Not all the scientists researching a Covid vaccine or cure are professionals working in labs. Anika Chebrolu, 14, from Texas, has been named America's Top Young Scientist 2020 for finding a compound that could bind to the distinctive spike protein in the SARS-Cov-2 virus and potentially inhibit its ability to infect human cells.
Anika is a keen science student and had initially entered the 3M Young Scientist Challenge with a project researching cures for the flu virus, after being ill with the disease. She was named one of 10 finalists for this year’s competition, which meant she could work all summer with the mentor she had been allocated, 3M scientist Dr Mahfuza Ali. Together, they decided to switch the focus of Anika’s research to the Covid-19 virus.

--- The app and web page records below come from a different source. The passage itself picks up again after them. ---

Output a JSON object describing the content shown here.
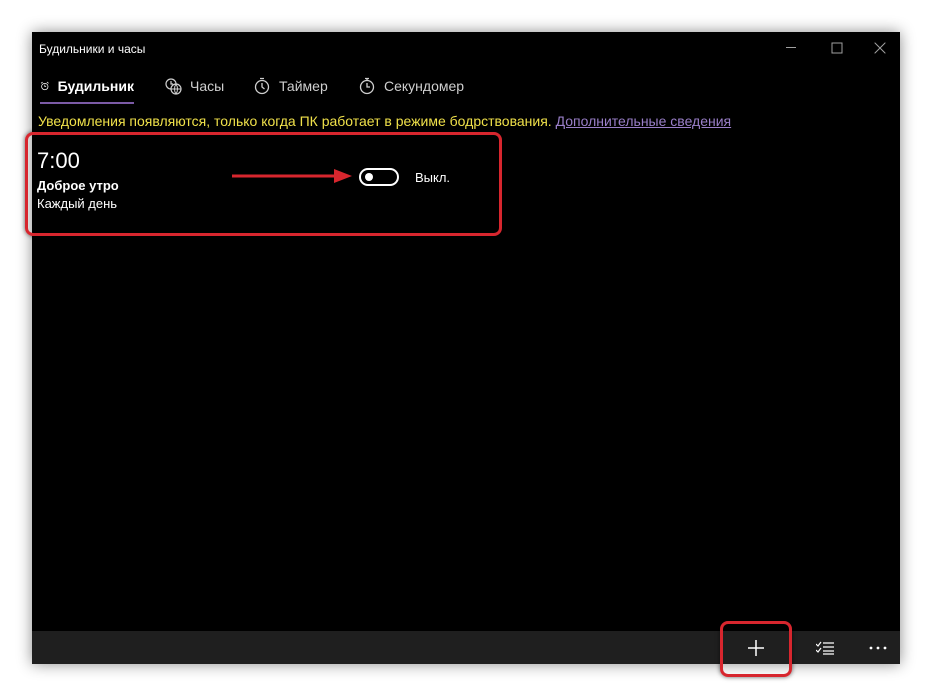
{
  "window": {
    "title": "Будильники и часы"
  },
  "tabs": [
    {
      "label": "Будильник",
      "icon": "alarm-clock-icon",
      "active": true
    },
    {
      "label": "Часы",
      "icon": "world-clock-icon",
      "active": false
    },
    {
      "label": "Таймер",
      "icon": "timer-icon",
      "active": false
    },
    {
      "label": "Секундомер",
      "icon": "stopwatch-icon",
      "active": false
    }
  ],
  "notice": {
    "text": "Уведомления появляются, только когда ПК работает в режиме бодрствования.",
    "link": "Дополнительные сведения"
  },
  "alarm": {
    "time": "7:00",
    "name": "Доброе утро",
    "repeat": "Каждый день",
    "toggle_state": "off",
    "toggle_label": "Выкл."
  },
  "bottom_bar": {
    "add_icon": "plus-icon",
    "select_icon": "select-list-icon",
    "more_icon": "more-icon"
  },
  "colors": {
    "background": "#000000",
    "accent": "#7b5aa6",
    "warning_text": "#f0e14a",
    "link_text": "#9a7fc9",
    "annotation": "#d7262e",
    "bottom_bar": "#1f1f1f"
  }
}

Together, they whittled 698 million compounds down to just one that fit the criteria of potentially stopping the virus from working. The spike protein that is typical of some viruses, including coronavirus, helps the virus infect host cells. By neutralising it, the Anika’s molecule could stop the virus proliferating.
Up until now, the research has been done through computer modelling. Anika now hopes to work with virologists to continue her research in the lab, and potentially through to human testing.
Encouraging Girls in Science
For World Children’s Day, Anika recorded a socially distanced video with the Executive director of the UNICEF children’s charity Henrietta H. Fore.
The sound isn’t great at Anika’s end, and not helped by background music, so luckily there are subtitles. But it’s worth persevering as Anika explains how she became interested in science, how her role models are Marie Curie and her brother, and how she hopes to help combat gender discrimination and encourage girls into studying STEM subjects (Science, Technology, Engineering, and Mathematics).
> Young Scientist Named Time’s “Kid of the Year”